(Dataset rows for apps and sites)
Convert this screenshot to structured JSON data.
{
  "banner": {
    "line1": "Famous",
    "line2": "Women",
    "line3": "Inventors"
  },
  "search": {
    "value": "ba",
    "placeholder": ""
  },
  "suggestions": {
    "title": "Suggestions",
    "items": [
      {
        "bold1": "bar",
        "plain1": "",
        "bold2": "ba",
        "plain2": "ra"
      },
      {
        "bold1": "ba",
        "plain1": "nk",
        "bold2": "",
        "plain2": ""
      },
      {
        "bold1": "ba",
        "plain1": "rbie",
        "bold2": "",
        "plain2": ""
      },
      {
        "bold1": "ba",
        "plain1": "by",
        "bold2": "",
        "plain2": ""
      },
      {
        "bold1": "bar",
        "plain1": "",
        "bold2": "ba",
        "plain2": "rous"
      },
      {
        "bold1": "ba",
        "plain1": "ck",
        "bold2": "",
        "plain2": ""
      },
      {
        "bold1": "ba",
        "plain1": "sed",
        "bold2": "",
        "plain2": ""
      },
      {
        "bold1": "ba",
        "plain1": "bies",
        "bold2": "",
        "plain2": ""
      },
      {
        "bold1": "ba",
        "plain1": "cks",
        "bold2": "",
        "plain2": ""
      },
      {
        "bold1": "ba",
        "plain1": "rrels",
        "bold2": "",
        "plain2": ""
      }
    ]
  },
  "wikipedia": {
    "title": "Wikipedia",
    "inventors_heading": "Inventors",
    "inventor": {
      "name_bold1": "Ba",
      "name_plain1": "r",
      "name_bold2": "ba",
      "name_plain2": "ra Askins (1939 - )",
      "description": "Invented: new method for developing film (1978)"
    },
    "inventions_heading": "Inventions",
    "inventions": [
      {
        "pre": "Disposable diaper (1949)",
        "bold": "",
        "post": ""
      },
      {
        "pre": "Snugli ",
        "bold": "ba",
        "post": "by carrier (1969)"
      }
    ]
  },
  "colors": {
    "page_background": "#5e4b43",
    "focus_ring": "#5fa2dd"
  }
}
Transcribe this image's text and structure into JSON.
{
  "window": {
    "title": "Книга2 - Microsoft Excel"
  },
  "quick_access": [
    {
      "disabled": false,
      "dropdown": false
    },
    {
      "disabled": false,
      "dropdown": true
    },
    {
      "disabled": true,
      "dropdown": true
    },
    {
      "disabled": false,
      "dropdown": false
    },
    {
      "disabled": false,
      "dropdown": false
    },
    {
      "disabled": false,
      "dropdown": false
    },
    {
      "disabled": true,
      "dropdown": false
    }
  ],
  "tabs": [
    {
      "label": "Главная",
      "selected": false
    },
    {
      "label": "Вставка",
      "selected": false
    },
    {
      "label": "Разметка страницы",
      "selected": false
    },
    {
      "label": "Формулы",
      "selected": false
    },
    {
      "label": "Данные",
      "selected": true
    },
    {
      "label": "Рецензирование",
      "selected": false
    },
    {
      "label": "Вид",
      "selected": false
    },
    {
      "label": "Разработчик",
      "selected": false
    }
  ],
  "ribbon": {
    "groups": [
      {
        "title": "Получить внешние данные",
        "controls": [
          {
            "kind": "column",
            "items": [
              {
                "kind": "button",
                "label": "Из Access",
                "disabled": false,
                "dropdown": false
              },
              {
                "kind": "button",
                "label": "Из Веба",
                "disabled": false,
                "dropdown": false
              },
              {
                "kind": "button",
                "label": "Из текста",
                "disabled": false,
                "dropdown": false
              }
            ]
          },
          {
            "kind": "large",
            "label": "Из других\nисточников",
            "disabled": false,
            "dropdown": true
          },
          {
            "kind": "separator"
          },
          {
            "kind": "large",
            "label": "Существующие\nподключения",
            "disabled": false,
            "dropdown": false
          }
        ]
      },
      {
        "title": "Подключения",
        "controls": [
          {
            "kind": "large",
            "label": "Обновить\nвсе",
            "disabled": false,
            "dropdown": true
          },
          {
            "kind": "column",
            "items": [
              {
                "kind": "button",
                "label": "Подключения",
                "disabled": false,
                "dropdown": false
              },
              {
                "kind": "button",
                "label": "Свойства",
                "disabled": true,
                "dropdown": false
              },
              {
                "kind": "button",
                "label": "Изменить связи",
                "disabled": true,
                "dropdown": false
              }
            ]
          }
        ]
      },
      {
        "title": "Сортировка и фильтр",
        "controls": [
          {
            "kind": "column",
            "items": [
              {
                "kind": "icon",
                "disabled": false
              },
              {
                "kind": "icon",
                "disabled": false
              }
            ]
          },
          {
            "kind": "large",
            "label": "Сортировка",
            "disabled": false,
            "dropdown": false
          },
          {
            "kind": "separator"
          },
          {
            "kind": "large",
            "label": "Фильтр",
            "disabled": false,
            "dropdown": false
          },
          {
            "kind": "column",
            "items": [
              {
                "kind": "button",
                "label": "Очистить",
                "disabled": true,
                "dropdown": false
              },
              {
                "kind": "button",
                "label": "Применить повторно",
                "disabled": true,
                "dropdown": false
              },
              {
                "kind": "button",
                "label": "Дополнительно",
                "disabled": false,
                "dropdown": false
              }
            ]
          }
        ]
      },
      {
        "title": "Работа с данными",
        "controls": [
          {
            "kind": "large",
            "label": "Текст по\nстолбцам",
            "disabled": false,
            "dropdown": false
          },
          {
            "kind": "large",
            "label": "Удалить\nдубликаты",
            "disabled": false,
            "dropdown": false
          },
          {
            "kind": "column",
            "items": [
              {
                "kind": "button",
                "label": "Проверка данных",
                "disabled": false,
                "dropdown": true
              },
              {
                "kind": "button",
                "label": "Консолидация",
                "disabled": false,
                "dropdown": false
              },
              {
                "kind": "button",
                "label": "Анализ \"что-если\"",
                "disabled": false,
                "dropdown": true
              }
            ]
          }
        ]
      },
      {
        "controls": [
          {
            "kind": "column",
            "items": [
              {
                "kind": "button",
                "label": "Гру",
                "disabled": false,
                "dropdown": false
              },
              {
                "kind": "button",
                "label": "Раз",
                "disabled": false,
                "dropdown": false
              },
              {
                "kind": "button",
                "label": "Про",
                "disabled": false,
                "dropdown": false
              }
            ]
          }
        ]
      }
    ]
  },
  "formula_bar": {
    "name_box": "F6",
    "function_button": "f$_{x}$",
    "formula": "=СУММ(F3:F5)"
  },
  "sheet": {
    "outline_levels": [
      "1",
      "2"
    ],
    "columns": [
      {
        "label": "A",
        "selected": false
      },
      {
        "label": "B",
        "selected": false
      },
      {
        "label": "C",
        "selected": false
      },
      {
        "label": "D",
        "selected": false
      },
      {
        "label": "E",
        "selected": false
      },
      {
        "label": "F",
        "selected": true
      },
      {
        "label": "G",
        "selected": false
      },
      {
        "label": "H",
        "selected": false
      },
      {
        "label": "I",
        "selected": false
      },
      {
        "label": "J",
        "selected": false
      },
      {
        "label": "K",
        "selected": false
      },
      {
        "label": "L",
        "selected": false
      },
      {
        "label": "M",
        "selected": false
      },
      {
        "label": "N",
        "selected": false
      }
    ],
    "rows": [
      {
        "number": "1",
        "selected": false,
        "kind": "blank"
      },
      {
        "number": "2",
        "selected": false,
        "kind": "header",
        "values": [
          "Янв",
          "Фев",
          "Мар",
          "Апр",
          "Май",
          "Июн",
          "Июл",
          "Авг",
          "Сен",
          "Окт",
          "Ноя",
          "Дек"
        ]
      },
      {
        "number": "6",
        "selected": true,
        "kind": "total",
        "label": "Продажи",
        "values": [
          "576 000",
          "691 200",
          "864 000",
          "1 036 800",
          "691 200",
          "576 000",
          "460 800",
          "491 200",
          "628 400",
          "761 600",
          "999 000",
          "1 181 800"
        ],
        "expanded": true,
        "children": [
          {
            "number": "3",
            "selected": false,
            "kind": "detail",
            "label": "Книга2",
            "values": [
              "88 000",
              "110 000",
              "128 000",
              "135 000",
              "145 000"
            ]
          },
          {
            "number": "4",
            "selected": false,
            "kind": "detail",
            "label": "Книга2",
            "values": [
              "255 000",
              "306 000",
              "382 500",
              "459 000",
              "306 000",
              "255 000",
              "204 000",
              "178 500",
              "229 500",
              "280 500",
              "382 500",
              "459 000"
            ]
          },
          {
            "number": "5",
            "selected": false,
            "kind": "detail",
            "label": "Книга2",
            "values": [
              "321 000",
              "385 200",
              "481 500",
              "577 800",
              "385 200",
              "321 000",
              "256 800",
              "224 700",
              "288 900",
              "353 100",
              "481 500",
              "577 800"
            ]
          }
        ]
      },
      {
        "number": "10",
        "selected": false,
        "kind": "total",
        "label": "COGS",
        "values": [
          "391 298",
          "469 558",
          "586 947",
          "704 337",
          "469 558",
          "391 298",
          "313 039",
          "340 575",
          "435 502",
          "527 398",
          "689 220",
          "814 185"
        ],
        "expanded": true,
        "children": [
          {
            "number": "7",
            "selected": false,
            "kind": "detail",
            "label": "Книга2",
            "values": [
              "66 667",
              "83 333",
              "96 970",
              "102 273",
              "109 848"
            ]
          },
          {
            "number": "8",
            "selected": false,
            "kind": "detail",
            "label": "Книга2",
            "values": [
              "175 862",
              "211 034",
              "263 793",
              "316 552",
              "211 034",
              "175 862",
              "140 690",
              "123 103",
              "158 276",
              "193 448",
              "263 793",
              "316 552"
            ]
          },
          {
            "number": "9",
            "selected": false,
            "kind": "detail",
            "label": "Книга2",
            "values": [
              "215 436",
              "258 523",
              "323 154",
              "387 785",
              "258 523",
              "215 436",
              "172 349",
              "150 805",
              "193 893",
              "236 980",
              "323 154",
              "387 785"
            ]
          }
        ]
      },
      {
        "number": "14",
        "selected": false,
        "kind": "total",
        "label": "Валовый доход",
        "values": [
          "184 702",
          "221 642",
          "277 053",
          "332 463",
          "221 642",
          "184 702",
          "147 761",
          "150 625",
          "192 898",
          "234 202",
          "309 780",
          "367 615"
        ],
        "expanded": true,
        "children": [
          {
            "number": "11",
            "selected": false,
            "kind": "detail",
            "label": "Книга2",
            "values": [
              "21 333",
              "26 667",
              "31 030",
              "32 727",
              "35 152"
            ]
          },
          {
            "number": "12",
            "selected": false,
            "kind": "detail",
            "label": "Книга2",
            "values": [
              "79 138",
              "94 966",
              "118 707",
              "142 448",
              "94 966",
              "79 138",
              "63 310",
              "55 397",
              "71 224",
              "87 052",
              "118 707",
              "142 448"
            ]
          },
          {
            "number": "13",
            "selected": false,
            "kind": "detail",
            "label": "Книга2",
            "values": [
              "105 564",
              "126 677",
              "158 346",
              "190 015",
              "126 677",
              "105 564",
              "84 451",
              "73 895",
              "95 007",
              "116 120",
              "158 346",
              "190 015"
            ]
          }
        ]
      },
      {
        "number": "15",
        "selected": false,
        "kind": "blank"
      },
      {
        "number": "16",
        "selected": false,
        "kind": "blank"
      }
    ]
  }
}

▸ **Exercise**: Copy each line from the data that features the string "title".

▸ **Task output**:
    "title": "Suggestions",
    "title": "Wikipedia",
    "title": "Книга2 - Microsoft Excel"
        "title": "Получить внешние данные",
        "title": "Подключения",
        "title": "Сортировка и фильтр",
        "title": "Работа с данными",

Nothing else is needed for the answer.